• Healthcare premises ventilation systems: Your responsibilities explained

    Posted by axion on October 26th, 2016
    Healthcare premises ventilation systems: Your responsibilities explained

    The Health Technical Memorandum (HTM) 03 01 sets out a range of requirements for managers of healthcare buildings.


    Who is it aimed at?

    The Health Technical Memoranda apply to new installations and major refurbishments of existing installations.

    The HTM guidance is provided by the Estates and Facilities Division of the Department for Health. It applies to ‘all types of healthcare premises’. It is aimed at healthcare management, estates managers and operations managers in all types of healthcare premises.

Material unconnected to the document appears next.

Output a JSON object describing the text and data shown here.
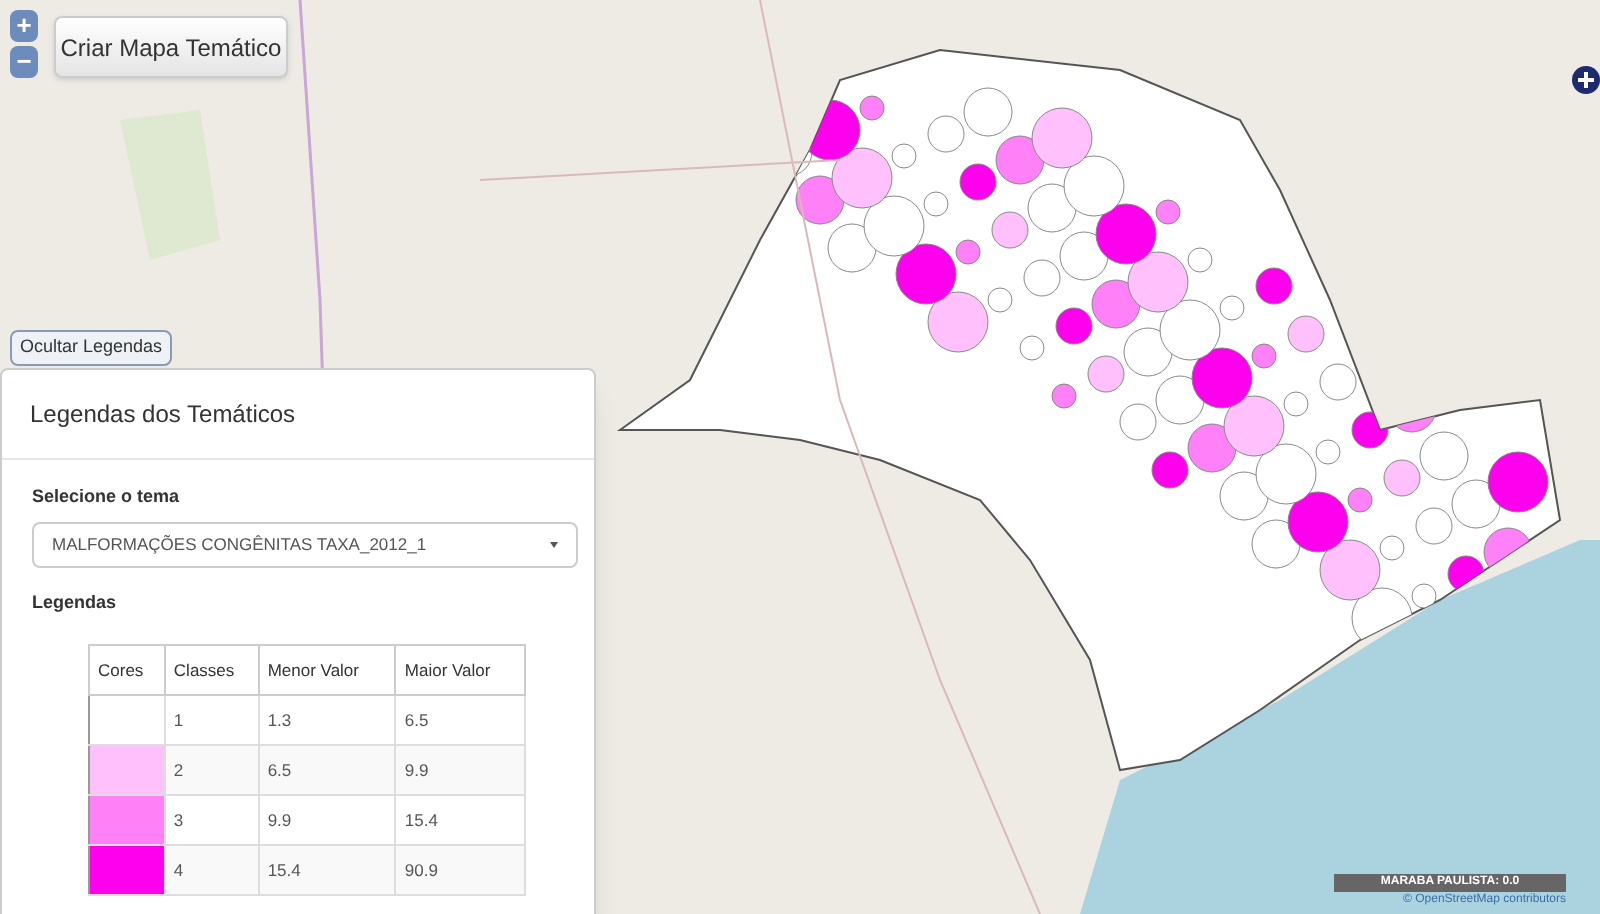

    What is it about?

    The recommendations are that all ventilation plant should meet a minimum requirement in terms of the control of Legionella and safe access for inspection and maintenance and to ensure that the system remains fit for its original purpose.

    There are ventilation systems in many healthcare premises and all ventilation plant should be inspected annually.

    More specialised ventilation is used in areas such as operating departments, critical care areas and isolation facilities, neonatal units as well as some types of laboratories, sterile facilities and some scanning / imaging environments. The performance of all ‘critical ventilation systems’ (such as those servicing operating suites) should be verified annually. There is an established link between surgical site infection and theatre air quality.

    What legislation applies?

    Ventilation systems are in some places used to dilute or contain harmful substances. The failure of such systems therefore could expose people to major risks and so in these cases there are statutory requirements. The Health and Safety at Work Act requires that where the ventilation system is in place to control recognized hazards then these are effectively maintained. Control of an operating theatre to prevent infection is an example.

    Similarly, there is The Control of Substances Hazardous to Health (COSHH) Regulations 2002. If the ventilation system is in place to control such substances then it needs to stay in working order.

    The fire regulations require that, if ventilation ductwork penetrates the fabric of a building, it should be designed and installed so as to contain the spread of fire.

    Frequency of inspection varies by purpose

    All ventilation systems should be subject to, at least, a simple visual inspection annually.

    Ventilation systems serving ‘critical care areas’ should be inspected quarterly and their performance measured and verified annually. The quarterly inspection can be a simple visual check but the annual verification will be more detailed and include measurement of the system’s actual performance.

    Responsibilities of managers

    • Once installed, make sure that systems remain capable of delivering their initial intended function and to the intended standard.
    • All ventilation systems should be visually inspected annually.
    • Critical ventilation systems should be inspected quarterly and verified at least annually.
    • Those who inspect, verify, or maintain ventilation equipment need to demonstrate that they are competent to do so.
    • Verification and inspection should be undertaken by Competent Persons (Ventilation).
    • The Competent Person (Ventilation) (CP(V)) is a person designated by Management to carry out maintence validation and periodic testing of ventilation systems.
    • Keep records of commissioning information, operational management routine, monitoring and maintenance for at least 5 years. The Health and Safety Executive and other interested bodies have a statutory right to inspect them at any time.
    • Ensure clear lines of managerial responsibility around operation and maintenance of the systems. The process for managing this should be periodically reviewed.
    • The guidelines recommend specific roles for a ‘Designated person’ internally, an Authorising Engineer (Ventilation) (AE(V)), an Authorised Person (Ventilation) (AP(V)) and a Competent Person (Ventilation (CP(V)). Because of the role of ventilation in healthcare environments, the Infection Control Officer will also be involved.
    • If the original purpose is unknown or no longer applies, then the Health Technical Memorandum gives design parameters for new installations.


    Specifics of the issues to be checked

    • Differential air pressure regimes; rooms should be pressurised so that air moves from clean to dirty areas.
    • Room air change rates
    • Noise level measurements
    • Room fabric inspection
    • Inspection of fire dampers
    • Prevention of unauthorized access to the AHU (Air Handling Unit).
    • Safe and permanent access for those who need it – particularly to those parts that require regular service (batteries for example).
    • Adequate drainage (a variety of specific requirements are outlined).
    • Compliance with Firecode.
    • Prevention of the growth of microorganisms.
    • Intake and discharge points separated and located away from vehicle fumes to ensure air quality is not adversely affected. There are specific requirements for the prevention of corrosion, infestation by vermin and leaf intake.
    • There are specific requirements for fan-drives and their control systems, heater batteries, cooling coils, humidifiers and filtration and pressure stabilisers.
    • All supply and extract ventilation systems should be clearly labelled. The label should identify both the AHU and the area that it serves.


    Incidentally, some things that are external to the ventilation system need to be checked also; notably the integrity of the building fabric in the room.